◆ Exercise details
Report each line of the data that contains the string "JSON".

◆ Input data
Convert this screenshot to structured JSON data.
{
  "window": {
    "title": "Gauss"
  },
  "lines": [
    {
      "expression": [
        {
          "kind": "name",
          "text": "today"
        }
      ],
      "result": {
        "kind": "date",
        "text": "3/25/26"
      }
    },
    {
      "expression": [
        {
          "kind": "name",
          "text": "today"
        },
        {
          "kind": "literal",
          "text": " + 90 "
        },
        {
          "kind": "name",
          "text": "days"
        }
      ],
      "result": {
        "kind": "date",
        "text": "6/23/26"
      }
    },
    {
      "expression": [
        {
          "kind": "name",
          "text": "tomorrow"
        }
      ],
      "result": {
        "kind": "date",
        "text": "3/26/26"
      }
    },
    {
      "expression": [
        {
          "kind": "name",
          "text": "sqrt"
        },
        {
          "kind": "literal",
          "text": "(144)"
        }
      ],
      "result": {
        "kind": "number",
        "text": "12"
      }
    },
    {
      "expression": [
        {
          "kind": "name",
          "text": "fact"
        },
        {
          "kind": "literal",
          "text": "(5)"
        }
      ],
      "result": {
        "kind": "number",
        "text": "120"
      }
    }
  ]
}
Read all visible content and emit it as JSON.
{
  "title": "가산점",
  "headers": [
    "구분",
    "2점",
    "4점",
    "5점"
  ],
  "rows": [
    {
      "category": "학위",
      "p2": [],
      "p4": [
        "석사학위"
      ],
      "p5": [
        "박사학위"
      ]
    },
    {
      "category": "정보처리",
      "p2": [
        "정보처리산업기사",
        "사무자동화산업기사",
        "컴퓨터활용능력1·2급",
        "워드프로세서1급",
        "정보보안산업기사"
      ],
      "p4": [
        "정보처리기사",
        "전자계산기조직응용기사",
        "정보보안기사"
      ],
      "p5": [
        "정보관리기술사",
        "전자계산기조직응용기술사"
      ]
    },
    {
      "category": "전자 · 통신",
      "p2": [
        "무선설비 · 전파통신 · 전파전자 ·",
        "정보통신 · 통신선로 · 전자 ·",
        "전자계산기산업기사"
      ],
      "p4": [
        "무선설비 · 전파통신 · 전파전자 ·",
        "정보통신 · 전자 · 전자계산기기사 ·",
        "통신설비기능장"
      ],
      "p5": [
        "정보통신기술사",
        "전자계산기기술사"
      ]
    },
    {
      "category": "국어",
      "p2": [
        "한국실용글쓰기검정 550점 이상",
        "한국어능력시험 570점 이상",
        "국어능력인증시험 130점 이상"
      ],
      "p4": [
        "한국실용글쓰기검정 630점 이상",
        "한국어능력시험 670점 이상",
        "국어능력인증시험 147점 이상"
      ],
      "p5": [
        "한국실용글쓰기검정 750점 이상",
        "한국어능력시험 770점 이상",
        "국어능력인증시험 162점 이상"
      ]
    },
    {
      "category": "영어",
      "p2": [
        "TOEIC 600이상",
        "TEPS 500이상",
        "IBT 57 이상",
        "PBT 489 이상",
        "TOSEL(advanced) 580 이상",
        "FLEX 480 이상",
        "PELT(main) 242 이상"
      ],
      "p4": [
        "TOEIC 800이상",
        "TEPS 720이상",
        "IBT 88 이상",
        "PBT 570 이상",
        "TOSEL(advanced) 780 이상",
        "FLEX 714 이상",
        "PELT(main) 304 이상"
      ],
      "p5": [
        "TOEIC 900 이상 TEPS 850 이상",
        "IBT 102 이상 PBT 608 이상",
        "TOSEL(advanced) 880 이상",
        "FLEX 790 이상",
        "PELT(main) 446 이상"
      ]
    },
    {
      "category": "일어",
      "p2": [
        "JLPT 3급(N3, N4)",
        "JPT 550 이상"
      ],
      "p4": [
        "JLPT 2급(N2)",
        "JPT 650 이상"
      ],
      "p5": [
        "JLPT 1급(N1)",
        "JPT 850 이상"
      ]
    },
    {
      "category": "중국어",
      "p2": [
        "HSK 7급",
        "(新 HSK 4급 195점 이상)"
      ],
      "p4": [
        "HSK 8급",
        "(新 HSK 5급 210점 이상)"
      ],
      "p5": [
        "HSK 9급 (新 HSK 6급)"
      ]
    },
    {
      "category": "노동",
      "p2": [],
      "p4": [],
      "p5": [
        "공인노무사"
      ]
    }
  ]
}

◆ Result of this task
Convert this screenshot to structured JSON data.
Read all visible content and emit it as JSON.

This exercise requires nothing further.